And unlike children in big cities with loads of homework and access to different kinds of classes, kids in rural areas seem to have no choice but to spend more time on mobile gaming, since the entertainment and education resources are scarce.
Today’s Story in the Story looks at why there is a discrepancy between rural and city kids on how much time they spend on electronic devices.
Two children play cellphone games in Liuzhou, Guangxi Zhuang autonomous region, Aug 19, 2015. (Photo: IC)
The findings are based on a study involving 15,000 children from kindergarten to middle school. Respondents were spread across urban and rural areas in 10 cities, including Beijing, Guangzhou, Guangdong province and Duyun, Guizhou province.
Sun Hongyan, director of the childhood research institute at the China Youth and Children Research Center, said the internet and electronic devices used to be luxuries for rural children. But the increasing affordability of smartphones made it easier for migrant worker parents to provide electronic devices to children left behind in their hometowns.
According to the China Internet Network Information Center, the number of rural internet users reached 222 million by the end of 2018, accounting for 26.7 percent of the nation's online population.
"It's been getting harder for parents to monitor a lot of what their kids are seeing and doing, especially when they are not around," Sun said. "At the same time, they're relying on the seeming safety benefit of being able to keep kids at home with a device."
The report also found that children increasingly preferred playing electronic games and chatting online instead of other after-school activities such as reading and outdoor exercise. This was having a negative effect on their developing social skills, as well as impairing vision.
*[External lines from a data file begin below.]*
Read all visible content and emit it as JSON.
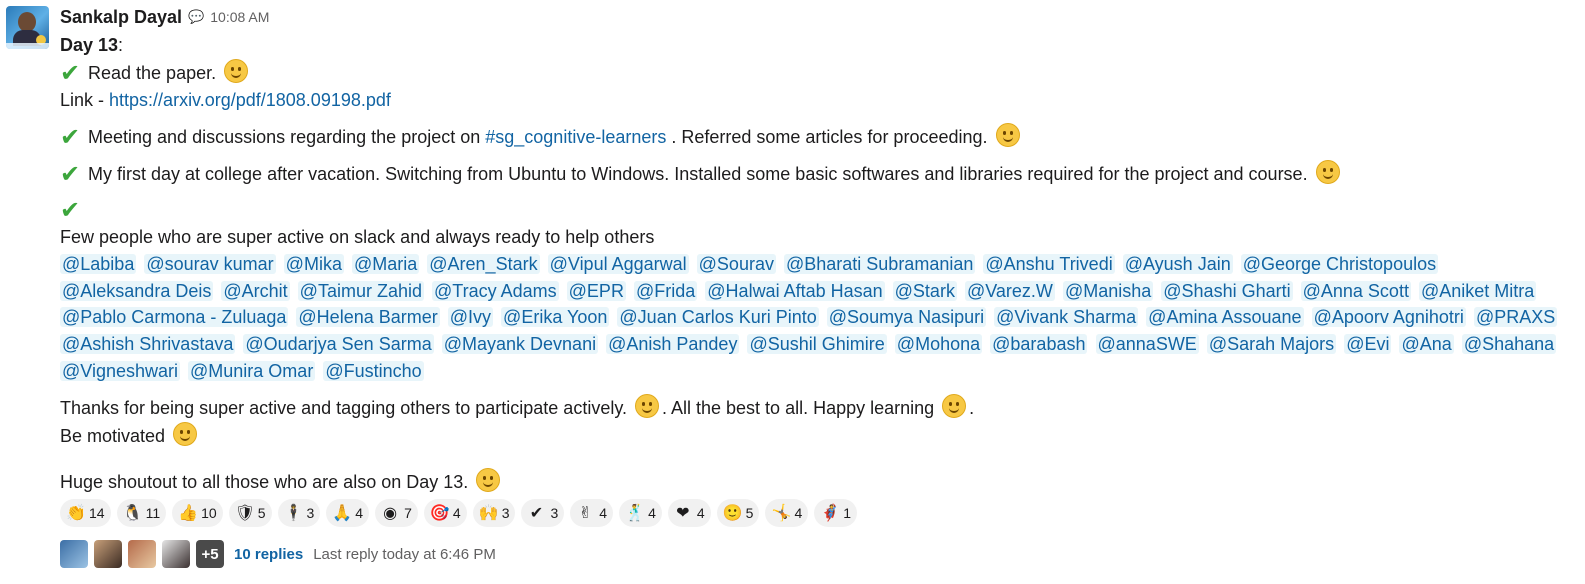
{
  "message": {
    "author": "Sankalp Dayal",
    "time": "10:08 AM",
    "day_title": "Day 13",
    "colon": ":",
    "items": {
      "read_paper": "Read the paper.",
      "link_prefix": "Link - ",
      "link_url": "https://arxiv.org/pdf/1808.09198.pdf",
      "meeting_pre": "Meeting and discussions regarding the project on ",
      "channel": "#sg_cognitive-learners",
      "meeting_post": " . Referred some articles for proceeding.",
      "college": "My first day at college after vacation. Switching from Ubuntu to Windows. Installed some basic softwares and libraries required for the project and course.",
      "few_people": "Few people who are super active on slack and always ready to help others"
    },
    "mentions": [
      "@Labiba",
      "@sourav kumar",
      "@Mika",
      "@Maria",
      "@Aren_Stark",
      "@Vipul Aggarwal",
      "@Sourav",
      "@Bharati Subramanian",
      "@Anshu Trivedi",
      "@Ayush Jain",
      "@George Christopoulos",
      "@Aleksandra Deis",
      "@Archit",
      "@Taimur Zahid",
      "@Tracy Adams",
      "@EPR",
      "@Frida",
      "@Halwai Aftab Hasan",
      "@Stark",
      "@Varez.W",
      "@Manisha",
      "@Shashi Gharti",
      "@Anna Scott",
      "@Aniket Mitra",
      "@Pablo Carmona - Zuluaga",
      "@Helena Barmer",
      "@Ivy",
      "@Erika Yoon",
      "@Juan Carlos Kuri Pinto",
      "@Soumya Nasipuri",
      "@Vivank Sharma",
      "@Amina Assouane",
      "@Apoorv Agnihotri",
      "@PRAXS",
      "@Ashish Shrivastava",
      "@Oudarjya Sen Sarma",
      "@Mayank Devnani",
      "@Anish Pandey",
      "@Sushil Ghimire",
      "@Mohona",
      "@barabash",
      "@annaSWE",
      "@Sarah Majors",
      "@Evi",
      "@Ana",
      "@Shahana",
      "@Vigneshwari",
      "@Munira Omar",
      "@Fustincho"
    ],
    "thanks_1": "Thanks for being super active and tagging others to participate actively. ",
    "thanks_2": ". All the best to all. Happy learning ",
    "thanks_3": ".",
    "motivated": "Be motivated",
    "shoutout": "Huge shoutout to all those who are also on Day 13."
  },
  "reactions": [
    {
      "icon": "clap-icon",
      "glyph": "👏",
      "count": "14"
    },
    {
      "icon": "penguin-icon",
      "glyph": "🐧",
      "count": "11"
    },
    {
      "icon": "thumbs-up-icon",
      "glyph": "👍",
      "count": "10"
    },
    {
      "icon": "shield-badge-icon",
      "glyph": "🛡",
      "count": "5"
    },
    {
      "icon": "person-icon",
      "glyph": "🕴",
      "count": "3"
    },
    {
      "icon": "thank-you-icon",
      "glyph": "🙏",
      "count": "4"
    },
    {
      "icon": "bullseye-icon",
      "glyph": "◉",
      "count": "7"
    },
    {
      "icon": "target-icon",
      "glyph": "🎯",
      "count": "4"
    },
    {
      "icon": "raised-hands-icon",
      "glyph": "🙌",
      "count": "3"
    },
    {
      "icon": "check-icon",
      "glyph": "✔",
      "count": "3"
    },
    {
      "icon": "victory-hand-icon",
      "glyph": "✌",
      "count": "4"
    },
    {
      "icon": "dance-icon",
      "glyph": "🕺",
      "count": "4"
    },
    {
      "icon": "heart-icon",
      "glyph": "❤",
      "count": "4"
    },
    {
      "icon": "smiley-icon",
      "glyph": "🙂",
      "count": "5"
    },
    {
      "icon": "celebrate-icon",
      "glyph": "🤸",
      "count": "4"
    },
    {
      "icon": "superhero-icon",
      "glyph": "🦸",
      "count": "1"
    }
  ],
  "thread": {
    "more_count": "+5",
    "replies": "10 replies",
    "last_reply": "Last reply today at 6:46 PM"
  },
  "colors": {
    "link": "#1264a3",
    "mention_bg": "#e8f5fa",
    "check": "#3ca63c"
  }
}
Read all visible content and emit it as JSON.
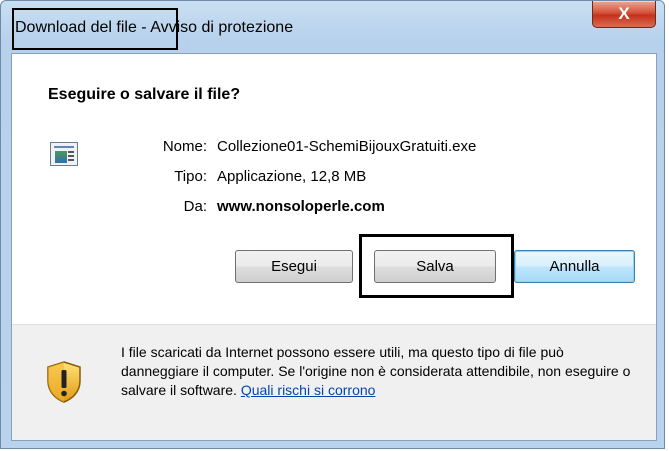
{
  "window": {
    "title_part1": "Download del file",
    "title_part2": " - Avviso di protezione",
    "close_label": "X"
  },
  "dialog": {
    "heading": "Eseguire o salvare il file?",
    "file_icon": "application-file-icon",
    "fields": {
      "name_label": "Nome:",
      "name_value": "Collezione01-SchemiBijouxGratuiti.exe",
      "type_label": "Tipo:",
      "type_value": "Applicazione, 12,8 MB",
      "from_label": "Da:",
      "from_value": "www.nonsoloperle.com"
    },
    "buttons": {
      "run": "Esegui",
      "save": "Salva",
      "cancel": "Annulla"
    }
  },
  "warning": {
    "icon": "security-shield-icon",
    "text": "I file scaricati da Internet possono essere utili, ma questo tipo di file può danneggiare il computer. Se l'origine non è considerata attendibile, non eseguire o salvare il software. ",
    "link": "Quali rischi si corrono"
  },
  "colors": {
    "close_red": "#c4321b",
    "default_button_border": "#3c7fb1",
    "link_blue": "#0645ad"
  }
}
Sun Yunxiao, a specialist at the Chinese Association of Education, said schools should pay more attention to fostering children's internet literacy to make them "masters" rather than "prisoners" of the internet.
"It's nearly impossible to ban children from electronic devices since they are everywhere," Sun said. "But schools can provide more courses to help children fully realize both the positive and negative aspects of the internet."
Away from the pressures of school and with parents working in Beijing, Xiaolong has immersed himself in the world of mobile entertainment. “If I don’t play smartphone games, what else can I do?”
The junior student from north China’s Hebei Province might be right. Unlike children in big cities with loads of homework and access to different kinds of classes, kids in rural areas seem to have no choice but spending more time on mobile gaming, since the entertainment and education resources there are scarce.
Kings of Glory, the most popular game among children in rural China. (Photo: CGTN)
Students used to skip classes to go to Internet cafes to play games on desktops, but the prevalence of portable devices means that more children are now turning to mobile games.
According to Liu Chengliang, a researcher in the China Rural Governance Research Center under Huazhong University of Science and Technology, parental neglect can contribute to children in rural areas indulging in such games.
Research shows that left-behind children are spending more time on playing smartphone games than other children of similar ages. Many of them have ticked the boxes for playing 4 hours a day or more.
“Some parents in rural places are realizing the harm of children addicted to playing smartphone games, while most of them still think of smartphones as an ‘electronic babysitter’ – children won’t wander everywhere if they play with smartphones,” said Zhang Haibo, director of the children education research center in the Youth Palace Association.
The World Health Organization (WHO) has officially classified "gaming disorder" as a mental health condition. It defines it as “a pattern of persistent or recurrent gaming behavior ('digital gaming' or 'video-gaming'), which may be online (i.e. over the Internet) or offline."
(Produced by Nancy Yan Xu, Brian Lowe, Lance Crayon, and Paris Yelu Xu. Music by: bensound.com. Text from China Daily, CGTN)